# Extracted records:

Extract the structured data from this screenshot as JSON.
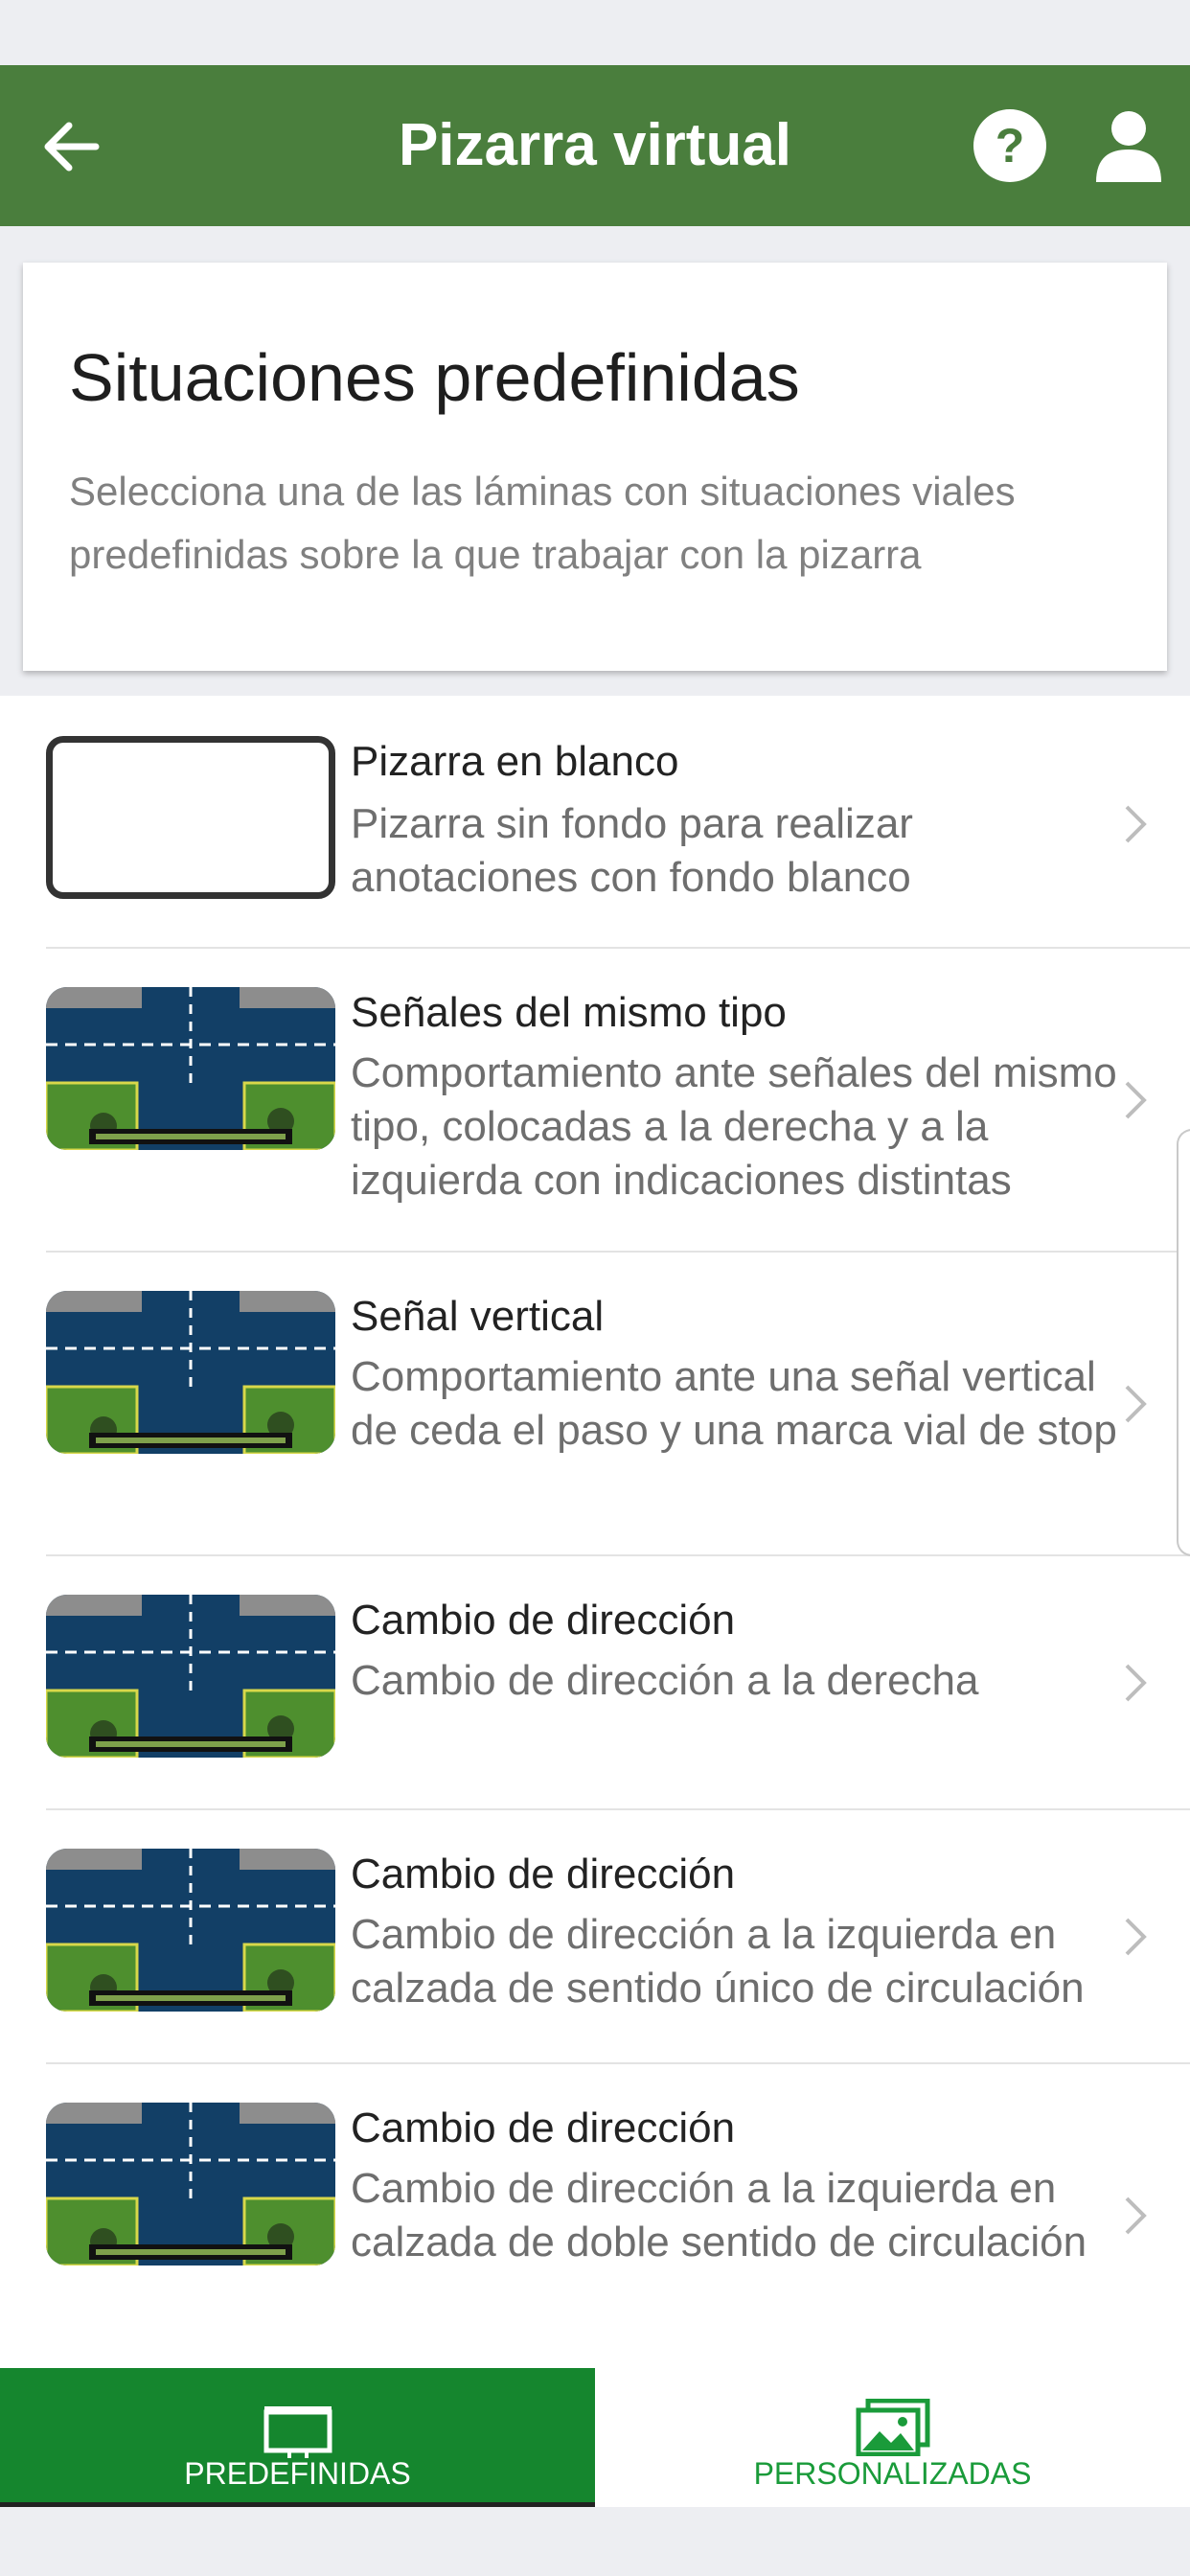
{
  "app_bar": {
    "title": "Pizarra virtual",
    "back_icon": "arrow-left-icon",
    "help_icon": "help-circle-icon",
    "user_icon": "user-icon",
    "background": "#4a7e3d"
  },
  "intro": {
    "title": "Situaciones predefinidas",
    "description": "Selecciona una de las láminas con situaciones viales predefinidas sobre la que trabajar con la pizarra"
  },
  "items": [
    {
      "title": "Pizarra en blanco",
      "description": "Pizarra sin fondo para realizar anotaciones con fondo blanco",
      "thumbnail": "blank-board"
    },
    {
      "title": "Señales del mismo tipo",
      "description": "Comportamiento ante señales del mismo tipo, colocadas a la derecha y a la izquierda con indicaciones distintas",
      "thumbnail": "intersection-scene"
    },
    {
      "title": "Señal vertical",
      "description": "Comportamiento ante una señal vertical de ceda el paso y una marca vial de stop",
      "thumbnail": "intersection-scene"
    },
    {
      "title": "Cambio de dirección",
      "description": "Cambio de dirección a la derecha",
      "thumbnail": "intersection-scene"
    },
    {
      "title": "Cambio de dirección",
      "description": "Cambio de dirección a la izquierda en calzada de sentido único de circulación",
      "thumbnail": "intersection-scene"
    },
    {
      "title": "Cambio de dirección",
      "description": "Cambio de dirección a la izquierda en calzada de doble sentido de circulación",
      "thumbnail": "intersection-scene"
    }
  ],
  "bottom_nav": {
    "tabs": [
      {
        "label": "PREDEFINIDAS",
        "icon": "whiteboard-icon",
        "selected": true
      },
      {
        "label": "PERSONALIZADAS",
        "icon": "images-icon",
        "selected": false
      }
    ],
    "selected_color": "#15862e"
  }
}
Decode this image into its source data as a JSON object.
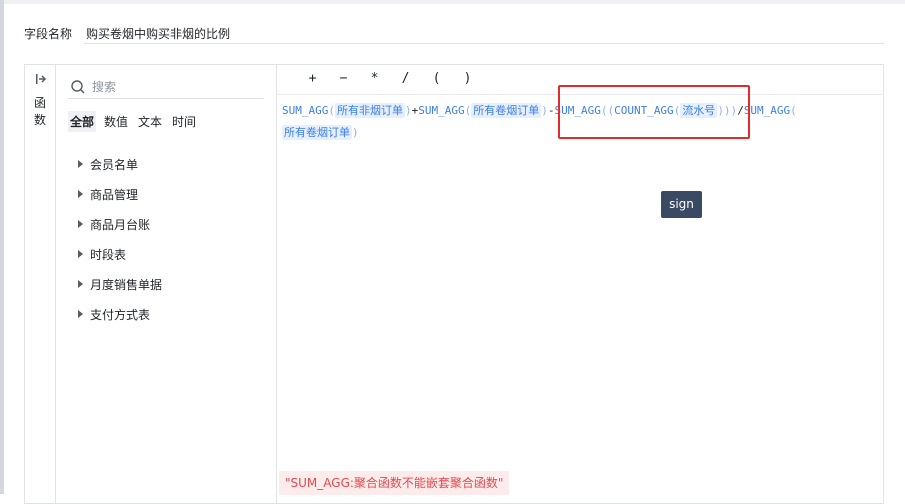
{
  "field": {
    "label": "字段名称",
    "value": "购买卷烟中购买非烟的比例"
  },
  "side_tab": {
    "label": "函数",
    "icon": "collapse-arrow-icon"
  },
  "search": {
    "placeholder": "搜索"
  },
  "category_tabs": [
    {
      "label": "全部",
      "active": true
    },
    {
      "label": "数值",
      "active": false
    },
    {
      "label": "文本",
      "active": false
    },
    {
      "label": "时间",
      "active": false
    }
  ],
  "tree_items": [
    {
      "label": "会员名单"
    },
    {
      "label": "商品管理"
    },
    {
      "label": "商品月台账"
    },
    {
      "label": "时段表"
    },
    {
      "label": "月度销售单据"
    },
    {
      "label": "支付方式表"
    }
  ],
  "operators": [
    "+",
    "−",
    "*",
    "/",
    "(",
    ")"
  ],
  "formula": {
    "t1": "SUM_AGG",
    "p1": "(",
    "f1": "所有非烟订单",
    "p2": ")",
    "op1": "+",
    "t2": "SUM_AGG",
    "p3": "(",
    "f2": "所有卷烟订单",
    "p4": ")",
    "op2": "-",
    "t3": "SUM_AGG",
    "p5": "((",
    "t4": "COUNT_AGG",
    "p6": "(",
    "f3": "流水号",
    "p7": ")))",
    "op3": "/",
    "t5": "SUM_AGG",
    "p8": "(",
    "f4": "所有卷烟订单",
    "p9": ")"
  },
  "tooltip": {
    "text": "sign"
  },
  "error": {
    "text": "\"SUM_AGG:聚合函数不能嵌套聚合函数\""
  },
  "colors": {
    "function_blue": "#3d7fe8",
    "highlight_red": "#e32b2b",
    "error_red": "#e5484d",
    "tooltip_bg": "#3a4a63"
  }
}
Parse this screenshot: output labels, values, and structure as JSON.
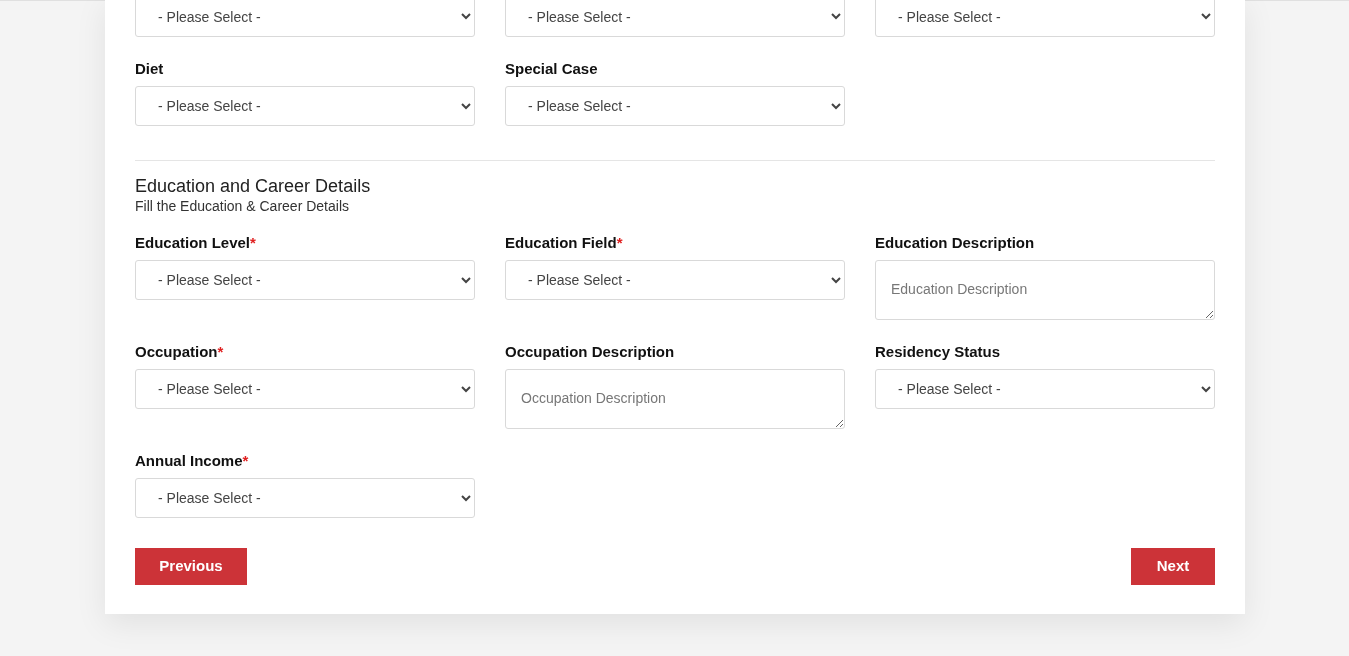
{
  "top_row": [
    {
      "kind": "select",
      "value": "- Please Select -"
    },
    {
      "kind": "select",
      "value": "- Please Select -"
    },
    {
      "kind": "select",
      "value": "- Please Select -"
    }
  ],
  "preference_fields": [
    {
      "label": "Diet",
      "kind": "select",
      "value": "- Please Select -"
    },
    {
      "label": "Special Case",
      "kind": "select",
      "value": "- Please Select -"
    }
  ],
  "section": {
    "title": "Education and Career Details",
    "subtitle": "Fill the Education & Career Details"
  },
  "fields": [
    {
      "label": "Education Level",
      "required_mark": "*",
      "kind": "select",
      "value": "- Please Select -"
    },
    {
      "label": "Education Field",
      "required_mark": "*",
      "kind": "select",
      "value": "- Please Select -"
    },
    {
      "label": "Education Description",
      "kind": "textarea",
      "placeholder": "Education Description"
    },
    {
      "label": "Occupation",
      "required_mark": "*",
      "kind": "select",
      "value": "- Please Select -"
    },
    {
      "label": "Occupation Description",
      "kind": "textarea",
      "placeholder": "Occupation Description"
    },
    {
      "label": "Residency Status",
      "kind": "select",
      "value": "- Please Select -"
    },
    {
      "label": "Annual Income",
      "required_mark": "*",
      "kind": "select",
      "value": "- Please Select -"
    }
  ],
  "buttons": {
    "previous": "Previous",
    "next": "Next"
  }
}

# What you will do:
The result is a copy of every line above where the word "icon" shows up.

# Response to the task:
    "back_icon": "arrow-left-icon",
    "help_icon": "help-circle-icon",
    "user_icon": "user-icon",
        "icon": "whiteboard-icon",
        "icon": "images-icon",
    "icon": "collapse-arrow-icon"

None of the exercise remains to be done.